What makes that particular deal interesting is the sheer volume of cobalt that is set to be produced at this facility, 7,000 tons annually – an absurd amount of what is an incredibly valuable metal with a variety of uses within high-end manufacturing. Most of this will be going to the production of nickel manganese cobalt (NMC) batteries destined for use in EVs.
But for a long time now, cobalt has been a necessary evil within EV production, and efforts to move away from the metal have been significant. This is because the metal is both a financial and social nightmare, as it costs $52,000 per ton and a majority of global feedstock comes from mines in the Democratic Republic of Congo (DRC) that carry significant humanitarian concerns.
The desire to move away from cobalt hasn’t slowed down in recent years, Tesla has notoriously designed different battery chemistries in pursuit of lower cobalt concentrations, opting to increase nickel proportions to accommodate. Other chemistries like lithium iron phosphate (LFP) aim to eliminate cobalt requirements altogether.
So the question is, will the Trafigura plant go on to produce more than 40% of US cobalt demand? If it does, that’s quite a killing.
No company buys cobalt because it wants to. Even if the social issues can be avoided through sourcing from somewhere like Canada, the cost issue will continue to be a thorn in the side of battery producers and could even worsen as a result of limiting feedstock sourcing to better suppliers.
One issue with this is that Americans prefer larger vehicles, which need more energy dense batteries, which in turn incentivizes high-cobalt batteries as these remain the most energy-dense option which are suitable for EVs.

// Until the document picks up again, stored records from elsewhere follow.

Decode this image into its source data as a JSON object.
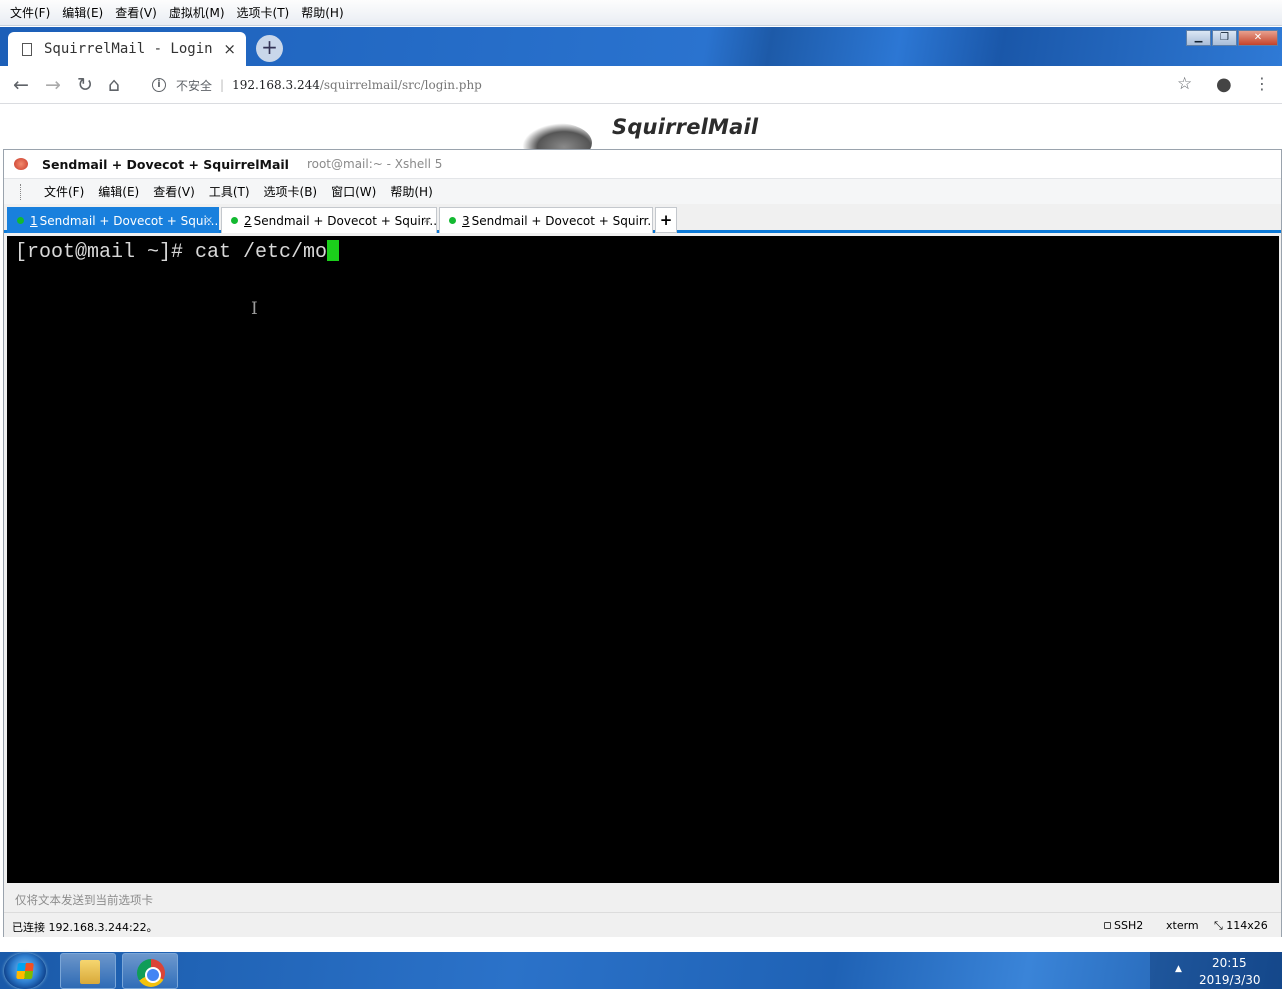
{
  "vm_menu": [
    "文件(F)",
    "编辑(E)",
    "查看(V)",
    "虚拟机(M)",
    "选项卡(T)",
    "帮助(H)"
  ],
  "browser": {
    "tab_title": "SquirrelMail - Login",
    "tab_close": "×",
    "new_tab": "+",
    "security_label": "不安全",
    "url_host": "192.168.3.244",
    "url_path": "/squirrelmail/src/login.php",
    "icons": [
      "back-icon",
      "forward-icon",
      "reload-icon",
      "home-icon",
      "info-icon",
      "star-icon",
      "account-icon",
      "menu-icon"
    ]
  },
  "page": {
    "logo_text": "SquirrelMail"
  },
  "xshell": {
    "title_bold": "Sendmail + Dovecot + SquirrelMail",
    "title_sub": "root@mail:~ - Xshell 5",
    "menu": [
      "文件(F)",
      "编辑(E)",
      "查看(V)",
      "工具(T)",
      "选项卡(B)",
      "窗口(W)",
      "帮助(H)"
    ],
    "tabs": [
      {
        "num": "1",
        "label": " Sendmail + Dovecot + Squi...",
        "active": true
      },
      {
        "num": "2",
        "label": " Sendmail + Dovecot + Squirr...",
        "active": false
      },
      {
        "num": "3",
        "label": " Sendmail + Dovecot + Squirr...",
        "active": false
      }
    ],
    "add_tab": "+",
    "terminal_text": "[root@mail ~]# cat /etc/mo",
    "compose_placeholder": "仅将文本发送到当前选项卡",
    "status": {
      "connection": "已连接 192.168.3.244:22。",
      "protocol": "SSH2",
      "terminal_type": "xterm",
      "size": "114x26"
    }
  },
  "taskbar": {
    "time": "20:15",
    "date": "2019/3/30"
  }
}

China has been able to reduce its dependence on cobalt supply through significant investment into LFP batteries, this has enabled it to produce EVs with very cheap batteries and accelerate its progress towards vehicle electrification. These vehicles don’t resemble what is sold in America, some of which more closely resemble a golf cart than they do a sedan or an SUV.
The US in particular love SUVs, and this additional size and weight introduces problems for less energy-dense batteries as the weight issue compounds with the introduction of batteries. This is going to be the main factor keeping cobalt demand in the US alive, as manufacturers are effectively forced towards higher density NMC batteries to satisfy demand as consumers demand high range batteries in comically large and inefficient vehicles compared to Europe and China.
Includes $149 million to : Albemarle, to go with its own $225.8 million to process lithium cathode materials; $57.7 million to American Battery Technology to make lithium hydroxide (LiOH) from unconventional Nevada-based lithium-bearing sedimentary resources; $50 million for Amprius to go with its own $140 million to prove a process for silicon nanowire anode technology; and $117 million to Anovion to go with its own £294 million to build a factory to make 35,000 tons a year of synthetic graphite anodes.
Read the rest of the DoE deals here.